Her analysis identified poor stun gun maintenance to be the number one problem. Furthermore, bad practices had become ingrained in a few desensitized plant staff. As isolated examples of the latter, Dr. Grandin referenced recent news reports of cows at certain West Coast plants being suspended live from the bleed rail.

During the first six months of 1999, audits of 19 meatpacking plants showed vast improvements. AMI compliance rose 74 percent, and at the end of that year, 90 percent of 40 meatpacking plants were in compliance. The goal should be stunning cattle on the first shot, but conceding perfection to be elusive, Dr. Grandin recommends taking a second shot when it's unclear an animal has been rendered insensible.

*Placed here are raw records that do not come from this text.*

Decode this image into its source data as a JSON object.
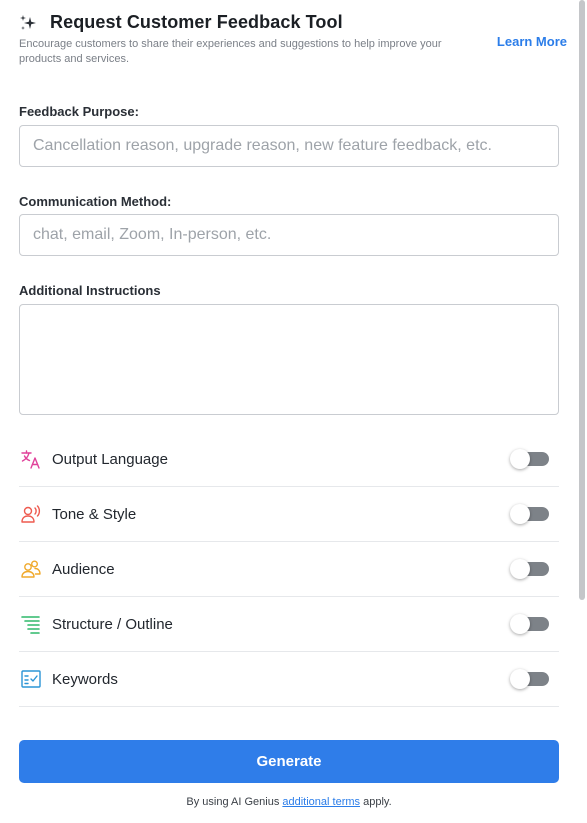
{
  "header": {
    "title": "Request Customer Feedback Tool",
    "subtitle": "Encourage customers to share their experiences and suggestions to help improve your products and services.",
    "learn_more": "Learn More",
    "icon": "sparkle-icon"
  },
  "fields": {
    "purpose": {
      "label": "Feedback Purpose:",
      "placeholder": "Cancellation reason, upgrade reason, new feature feedback, etc.",
      "value": ""
    },
    "method": {
      "label": "Communication Method:",
      "placeholder": "chat, email, Zoom, In-person, etc.",
      "value": ""
    },
    "instructions": {
      "label": "Additional Instructions",
      "value": ""
    }
  },
  "options": [
    {
      "label": "Output Language",
      "icon": "translate-icon",
      "color": "#e0419a",
      "enabled": false
    },
    {
      "label": "Tone & Style",
      "icon": "voice-icon",
      "color": "#ee5a4f",
      "enabled": false
    },
    {
      "label": "Audience",
      "icon": "audience-icon",
      "color": "#f0a92b",
      "enabled": false
    },
    {
      "label": "Structure / Outline",
      "icon": "outline-icon",
      "color": "#2fb86a",
      "enabled": false
    },
    {
      "label": "Keywords",
      "icon": "keywords-icon",
      "color": "#2b95d6",
      "enabled": false
    }
  ],
  "footer": {
    "generate": "Generate",
    "terms_prefix": "By using AI Genius ",
    "terms_link": "additional terms",
    "terms_suffix": " apply."
  },
  "colors": {
    "accent": "#2f7de9",
    "link": "#2b7de9",
    "toggle_off": "#7d8288"
  }
}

Maintaining high practice standards is an ongoing process, however. "You've got to have a continuous audit process, where you are continuously measuring handling ... you manage what you measure; it's that simple," Dr. Grandin said.

The good news is improvement costs are minimal, mostly a matter of keeping stun guns in working order and making such practical adjustments as installing no-slip flooring in the stunning boxes. Slips and falls are the primary problem Dr. Grandin has observed in the boxes.

One objective method Dr. Grandin has found useful in "determining the good places from the bad" is scoring cattle vocalization in the chute and stunning area. The amount of mooing and bellowing reflects stress level in the animals. Cows are visual animals and frighten easily; a dark chute or chain rattling overhead can cause them to balk, shutting down a plant for several minutes.

Dr. Grandin recounted several instances where she eliminated vocalization simply by lighting a dark chute or modifying a restraining device so it exerted less pressure on the animal's neck. An additional safeguard against backups is running smaller numbers of cows through the chute.

Attention to detail is an important ingredient for a smoothly running operation. "You've got to get down into the system and see what they're seeing," she said.

Long before cattle arrive at the plant, they should be exposed to people on foot; most are accustomed just to people on horseback. "You will see some very serious problems where cattle never saw a man on foot until they got to a packing plant. These are animals that panic when confronted with something new. They can become very dangerous to handle, and it's both a safety and welfare issue," she said.

Understanding cattle behavior and making the appropriate innovations will cut down on the need for cattle prods. Dr. Grandin believes electric prods should be used only when absolutely necessary; alternative drivers, such as a stick with a plastic bag tied to the end, work just as effectively but without inflicting pain, she said.

In feedlots, calm animals have been found to gain more weight and provide a higher quality of meat than those that are stressed. They are also less likely to defecate on themselves, which can become a food safety issue.

Dr. Grandin spoke briefly about the practice of kosher slaughter in the United States. Some plants are exempt from the Humane Slaughter Act, which regulates all other slaughter operations. Kosher slaughter is done without stunning. Most kosher plants in the United States use a restraining device to hold the animals upright. When performed correctly, the welfare "is acceptable, but we're not going to put it up to the excellent level," she said.

Regarding downer cattle, Dr. Grandin believes they are usually in terrible condition before ever leaving the farm. There is speculation that much of the problem derives from poor breeding practices resulting in lameness. Whatever the reason, the downer cow should be euthanatized prior to transport, she said.

Some cattle become lame from injury during transport. To reduce incidents of injury, Dr. Grandin said truck drivers should be held accountable for some of the damage to the animals. They should not overload their trucks, and drive mindful of their cargo: no sudden stops or starts.

During the question-answer portion of the forum, Dr. Grandin said in her 25 years of working with slaughter operations, she has never witnessed more change in the industry than when the McDonald's Corporation began auditing its meat suppliers in 1999.

"It's the power of the purse, economic accountability," she said. "Then people started getting serious."